Many issues of the Plastic Man title ran short 4-7 page Woozy Winks stories. Jack Cole appears to have written and drawn about half of these stories, the rest being created by other artists including Bart Tumey, Bill Ward, and Alex Kotzky.
Here’s a quivering quartet of 4-page Woozy stories that display flashes of the genius of Jack Cole.
Overall, the Woozy stories work as lighter fare in the Plastic Man books. Many of the stories have 3 tiers instead of 4, making them breezier. The writing is less complex and bizarre than the Jack Cole PLASTIC MAN stories in the same books. However, even in a light-hearted back-up filler story, Jack Cole could not keep his personal darkness at bay.
Plastic Man #34 (March 1952)
In 1952, Jack Cole changed his art style. Like many comic book artists of that time, Cole moved from a cartoony, screwball style to a more realistic and sober visual approach. This is especially evident in his Angles O’Day stories.
You can see that style in these stories, as well. Cole has a new way of drawing faces and bodies that represents a sort of toned-down caricature style.
Check out the corkscrew-tailed balloon in the splash panel – a sure “tell” that the story comes from the constantly inventive mind of Jack Cole.

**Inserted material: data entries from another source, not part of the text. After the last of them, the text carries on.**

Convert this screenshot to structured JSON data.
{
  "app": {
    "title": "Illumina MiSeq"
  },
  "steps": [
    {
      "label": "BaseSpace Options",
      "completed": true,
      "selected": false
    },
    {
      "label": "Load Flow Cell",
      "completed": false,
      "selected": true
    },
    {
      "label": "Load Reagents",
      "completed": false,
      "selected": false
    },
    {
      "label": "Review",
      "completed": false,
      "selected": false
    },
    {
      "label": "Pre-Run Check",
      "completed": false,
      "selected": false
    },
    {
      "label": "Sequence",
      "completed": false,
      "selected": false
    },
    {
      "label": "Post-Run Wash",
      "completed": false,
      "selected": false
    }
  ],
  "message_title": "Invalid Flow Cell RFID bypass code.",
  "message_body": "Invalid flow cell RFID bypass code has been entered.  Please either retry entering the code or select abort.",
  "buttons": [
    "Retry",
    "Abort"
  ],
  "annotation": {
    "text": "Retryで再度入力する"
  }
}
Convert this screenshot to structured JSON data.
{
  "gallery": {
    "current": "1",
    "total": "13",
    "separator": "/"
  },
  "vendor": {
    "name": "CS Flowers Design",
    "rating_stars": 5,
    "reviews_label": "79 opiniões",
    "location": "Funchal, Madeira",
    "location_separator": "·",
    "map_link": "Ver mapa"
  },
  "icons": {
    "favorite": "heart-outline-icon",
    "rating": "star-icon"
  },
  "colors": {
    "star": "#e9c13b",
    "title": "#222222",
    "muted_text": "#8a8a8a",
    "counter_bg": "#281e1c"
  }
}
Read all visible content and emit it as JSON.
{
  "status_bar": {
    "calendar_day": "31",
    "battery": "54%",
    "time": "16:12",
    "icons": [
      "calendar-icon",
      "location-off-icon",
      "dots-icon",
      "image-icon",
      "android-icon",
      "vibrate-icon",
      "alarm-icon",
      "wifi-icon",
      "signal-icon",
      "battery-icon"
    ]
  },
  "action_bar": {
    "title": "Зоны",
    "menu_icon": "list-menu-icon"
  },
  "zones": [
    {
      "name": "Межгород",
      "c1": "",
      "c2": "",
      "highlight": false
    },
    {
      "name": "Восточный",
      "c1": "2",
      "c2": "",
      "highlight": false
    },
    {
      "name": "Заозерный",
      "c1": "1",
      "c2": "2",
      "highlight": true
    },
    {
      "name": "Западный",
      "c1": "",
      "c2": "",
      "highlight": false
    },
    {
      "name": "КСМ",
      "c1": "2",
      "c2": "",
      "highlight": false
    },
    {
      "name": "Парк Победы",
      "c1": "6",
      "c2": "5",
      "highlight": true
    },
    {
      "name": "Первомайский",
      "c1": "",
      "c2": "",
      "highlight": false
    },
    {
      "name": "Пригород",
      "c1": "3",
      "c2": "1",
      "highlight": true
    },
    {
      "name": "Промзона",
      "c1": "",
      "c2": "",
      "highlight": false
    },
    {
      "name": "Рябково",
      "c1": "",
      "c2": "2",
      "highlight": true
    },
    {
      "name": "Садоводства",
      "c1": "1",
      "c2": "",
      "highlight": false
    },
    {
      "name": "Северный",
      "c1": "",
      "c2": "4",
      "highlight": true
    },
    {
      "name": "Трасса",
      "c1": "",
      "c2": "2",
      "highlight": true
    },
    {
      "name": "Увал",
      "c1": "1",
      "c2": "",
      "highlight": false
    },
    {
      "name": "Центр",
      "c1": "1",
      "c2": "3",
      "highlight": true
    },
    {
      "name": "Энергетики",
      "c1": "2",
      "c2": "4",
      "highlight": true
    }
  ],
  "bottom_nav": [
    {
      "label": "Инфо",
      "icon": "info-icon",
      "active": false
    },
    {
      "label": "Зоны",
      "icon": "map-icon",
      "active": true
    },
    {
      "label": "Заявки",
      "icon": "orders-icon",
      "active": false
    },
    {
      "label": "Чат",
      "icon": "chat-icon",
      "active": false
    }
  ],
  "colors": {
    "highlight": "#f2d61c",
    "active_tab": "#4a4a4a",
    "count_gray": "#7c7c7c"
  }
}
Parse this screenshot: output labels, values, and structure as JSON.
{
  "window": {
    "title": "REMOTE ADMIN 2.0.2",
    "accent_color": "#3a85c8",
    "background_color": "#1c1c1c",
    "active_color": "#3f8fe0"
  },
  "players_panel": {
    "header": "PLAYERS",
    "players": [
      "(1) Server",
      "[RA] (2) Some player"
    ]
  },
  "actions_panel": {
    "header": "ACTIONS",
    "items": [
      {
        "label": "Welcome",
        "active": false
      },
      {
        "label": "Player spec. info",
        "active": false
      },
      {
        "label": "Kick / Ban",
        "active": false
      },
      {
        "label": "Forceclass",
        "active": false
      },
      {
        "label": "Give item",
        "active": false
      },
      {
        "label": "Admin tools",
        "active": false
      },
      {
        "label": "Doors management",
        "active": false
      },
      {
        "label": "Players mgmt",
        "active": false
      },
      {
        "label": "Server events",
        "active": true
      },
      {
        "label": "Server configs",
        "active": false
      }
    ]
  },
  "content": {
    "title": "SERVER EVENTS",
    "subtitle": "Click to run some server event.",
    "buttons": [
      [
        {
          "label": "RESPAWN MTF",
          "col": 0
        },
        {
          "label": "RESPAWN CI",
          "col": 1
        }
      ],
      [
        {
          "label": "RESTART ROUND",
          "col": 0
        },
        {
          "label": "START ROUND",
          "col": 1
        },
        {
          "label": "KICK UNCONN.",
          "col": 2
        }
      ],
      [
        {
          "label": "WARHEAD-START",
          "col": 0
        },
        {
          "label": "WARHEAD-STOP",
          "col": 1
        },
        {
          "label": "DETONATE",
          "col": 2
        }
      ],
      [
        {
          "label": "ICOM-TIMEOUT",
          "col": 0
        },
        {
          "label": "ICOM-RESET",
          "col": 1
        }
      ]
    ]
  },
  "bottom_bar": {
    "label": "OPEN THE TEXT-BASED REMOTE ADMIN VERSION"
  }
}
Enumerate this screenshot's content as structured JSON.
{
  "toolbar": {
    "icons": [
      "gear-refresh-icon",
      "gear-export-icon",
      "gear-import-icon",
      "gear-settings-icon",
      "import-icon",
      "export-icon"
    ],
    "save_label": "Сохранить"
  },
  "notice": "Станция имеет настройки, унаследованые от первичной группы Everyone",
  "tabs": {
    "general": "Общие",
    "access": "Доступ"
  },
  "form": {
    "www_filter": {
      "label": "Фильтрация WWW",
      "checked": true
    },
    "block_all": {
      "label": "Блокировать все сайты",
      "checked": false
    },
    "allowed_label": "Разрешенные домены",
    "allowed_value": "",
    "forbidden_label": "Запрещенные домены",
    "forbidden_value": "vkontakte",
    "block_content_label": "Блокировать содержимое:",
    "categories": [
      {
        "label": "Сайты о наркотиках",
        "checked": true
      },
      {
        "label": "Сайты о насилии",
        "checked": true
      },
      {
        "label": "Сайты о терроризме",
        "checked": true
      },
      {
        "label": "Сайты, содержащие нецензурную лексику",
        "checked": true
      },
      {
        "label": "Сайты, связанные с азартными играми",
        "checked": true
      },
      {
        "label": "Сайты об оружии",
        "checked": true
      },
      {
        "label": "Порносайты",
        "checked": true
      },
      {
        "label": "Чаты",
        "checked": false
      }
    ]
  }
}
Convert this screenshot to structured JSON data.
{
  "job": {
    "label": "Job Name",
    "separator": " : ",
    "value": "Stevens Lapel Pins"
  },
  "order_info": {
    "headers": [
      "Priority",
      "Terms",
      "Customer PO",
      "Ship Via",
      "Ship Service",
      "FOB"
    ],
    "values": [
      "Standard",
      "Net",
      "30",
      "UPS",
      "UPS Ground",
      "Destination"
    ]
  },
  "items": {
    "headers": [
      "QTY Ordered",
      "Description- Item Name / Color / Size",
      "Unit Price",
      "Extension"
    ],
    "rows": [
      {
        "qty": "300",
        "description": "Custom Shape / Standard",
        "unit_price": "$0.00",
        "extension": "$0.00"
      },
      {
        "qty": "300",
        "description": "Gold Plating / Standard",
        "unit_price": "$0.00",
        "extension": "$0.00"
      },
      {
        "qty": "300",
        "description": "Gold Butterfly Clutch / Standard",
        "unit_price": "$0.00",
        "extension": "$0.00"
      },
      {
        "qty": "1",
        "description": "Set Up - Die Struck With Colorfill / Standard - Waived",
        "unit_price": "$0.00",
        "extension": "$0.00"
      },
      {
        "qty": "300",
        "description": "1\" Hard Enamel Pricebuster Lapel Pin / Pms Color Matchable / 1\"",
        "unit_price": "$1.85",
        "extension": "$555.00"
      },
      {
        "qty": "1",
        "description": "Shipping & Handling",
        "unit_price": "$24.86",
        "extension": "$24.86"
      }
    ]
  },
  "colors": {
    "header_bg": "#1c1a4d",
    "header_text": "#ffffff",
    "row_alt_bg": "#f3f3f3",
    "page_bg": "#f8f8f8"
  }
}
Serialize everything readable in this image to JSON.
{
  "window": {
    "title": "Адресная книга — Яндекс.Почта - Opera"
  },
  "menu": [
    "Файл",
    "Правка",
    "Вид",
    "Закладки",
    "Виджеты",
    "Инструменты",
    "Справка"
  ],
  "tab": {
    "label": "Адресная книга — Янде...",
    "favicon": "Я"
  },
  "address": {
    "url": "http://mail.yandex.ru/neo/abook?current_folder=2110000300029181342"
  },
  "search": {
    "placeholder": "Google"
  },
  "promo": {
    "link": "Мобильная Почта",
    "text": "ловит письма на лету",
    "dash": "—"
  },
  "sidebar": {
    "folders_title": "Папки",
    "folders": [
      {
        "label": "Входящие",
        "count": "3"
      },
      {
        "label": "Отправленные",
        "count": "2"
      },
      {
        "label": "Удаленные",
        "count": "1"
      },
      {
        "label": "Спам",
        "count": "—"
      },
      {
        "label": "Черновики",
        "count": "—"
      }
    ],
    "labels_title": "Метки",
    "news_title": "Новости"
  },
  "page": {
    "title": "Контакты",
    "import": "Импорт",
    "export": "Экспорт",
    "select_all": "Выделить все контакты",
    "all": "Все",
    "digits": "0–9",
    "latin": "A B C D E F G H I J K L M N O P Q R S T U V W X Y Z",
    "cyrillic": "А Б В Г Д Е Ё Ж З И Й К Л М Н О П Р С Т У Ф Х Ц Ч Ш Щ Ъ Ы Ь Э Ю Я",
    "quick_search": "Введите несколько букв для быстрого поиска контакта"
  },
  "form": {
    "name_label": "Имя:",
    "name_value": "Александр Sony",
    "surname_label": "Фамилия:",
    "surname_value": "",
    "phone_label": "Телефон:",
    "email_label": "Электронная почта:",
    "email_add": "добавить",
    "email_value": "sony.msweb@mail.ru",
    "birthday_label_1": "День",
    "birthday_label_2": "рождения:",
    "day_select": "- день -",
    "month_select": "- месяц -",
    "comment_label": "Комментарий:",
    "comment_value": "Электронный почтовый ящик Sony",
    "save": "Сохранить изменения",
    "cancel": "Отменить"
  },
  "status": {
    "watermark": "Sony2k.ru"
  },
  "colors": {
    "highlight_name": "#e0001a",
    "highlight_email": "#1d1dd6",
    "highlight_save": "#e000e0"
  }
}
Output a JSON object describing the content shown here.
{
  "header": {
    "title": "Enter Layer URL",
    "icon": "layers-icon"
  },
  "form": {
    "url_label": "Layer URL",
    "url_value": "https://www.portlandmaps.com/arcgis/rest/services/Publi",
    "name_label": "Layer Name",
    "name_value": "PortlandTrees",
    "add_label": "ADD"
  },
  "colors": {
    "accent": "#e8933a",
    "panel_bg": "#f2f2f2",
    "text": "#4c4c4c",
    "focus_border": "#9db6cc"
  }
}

Many of the Woozy stories featured Jack Cole babes, usually lusted after and chased relentlessly by the little fat man. In this story, Cole gives Woozy a girlfriend for this one story, but she is as goofy-looking as Woozy!
Plastic Man #35 (May 1952)
From his earliest days in comics, Jack Cole loved to draw water and fire. The third panel on page one, with the erupting, orgasmic geyser is an image Cole drew over and over in his work, usually as eruption volcanoes or spewing flasks. As are the gracefully waving flames. The middle tier on page two is a particularly great sequence, and contains another “eruption” image.
Plastic Man #37 (Sept 1952)
Girls, girls, girls! And water again. Cole also loved textile patterns. Woozy’s striped, comically old-fashioned swimsuit works the same visual magic as the prison-striped uniforms of Cole’s early 1940’s Death Patrol stories. But most of all, Woozy in this story resembles Cole’s other great super-hero satire: Burp the Twerp. Check out how Cole letters the word “darrrrling” in the splash panel speech balloon, with shrinking R’s. Wow. Always growing, Cole began to capture dialects and expressive intonations by varying the size, boldness, and slant of letters in his dialogue ballons.
Plastic Man #38 (November 1952)
This 4-page wonder presents us with yet another comically attempted suicide, a device that Cole – who killed himself in 1958 – disturbingly worked into a great many of his comic book stories. In this story, Woozy suffers extreme mood swings and has to find a reason to live. The script almost works as a philosophical search by the author to find an argument for continuing or ending one’s own existence. Did I say the Woozy stories are fun to read? Gulp!